### Problem details
Word for word, reproduce the records that follow.

=== Exercise materials ===

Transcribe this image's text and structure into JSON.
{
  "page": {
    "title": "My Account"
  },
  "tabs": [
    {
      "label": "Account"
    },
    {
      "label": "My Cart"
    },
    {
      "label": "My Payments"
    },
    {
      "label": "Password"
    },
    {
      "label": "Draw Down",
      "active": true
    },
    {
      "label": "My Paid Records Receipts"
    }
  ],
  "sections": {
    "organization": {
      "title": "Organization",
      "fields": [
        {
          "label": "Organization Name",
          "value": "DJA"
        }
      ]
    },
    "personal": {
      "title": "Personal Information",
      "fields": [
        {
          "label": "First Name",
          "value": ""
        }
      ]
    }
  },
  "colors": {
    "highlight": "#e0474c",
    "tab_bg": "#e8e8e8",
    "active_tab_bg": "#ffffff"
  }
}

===

### Response for this exercise
Transcribe this image's text and structure into JSON.
{
  "page": {
    "title": "My Account"
  },
  "tabs": [
    {
      "label": "Account"
    },
    {
      "label": "My Cart"
    },
    {
      "label": "My Payments"
    },
    {
      "label": "Password"
    },
    {
      "label": "Draw Down",
      "active": true
    },
    {
      "label": "My Paid Records Receipts"
    }
  ],
  "sections": {
    "organization": {
      "title": "Organization",
      "fields": [
        {
          "label": "Organization Name",
          "value": "DJA"
        }
      ]
    },
    "personal": {
      "title": "Personal Information",
      "fields": [
        {
          "label": "First Name",
          "value": ""
        }
      ]
    }
  },
  "colors": {
    "highlight": "#e0474c",
    "tab_bg": "#e8e8e8",
    "active_tab_bg": "#ffffff"
  }
}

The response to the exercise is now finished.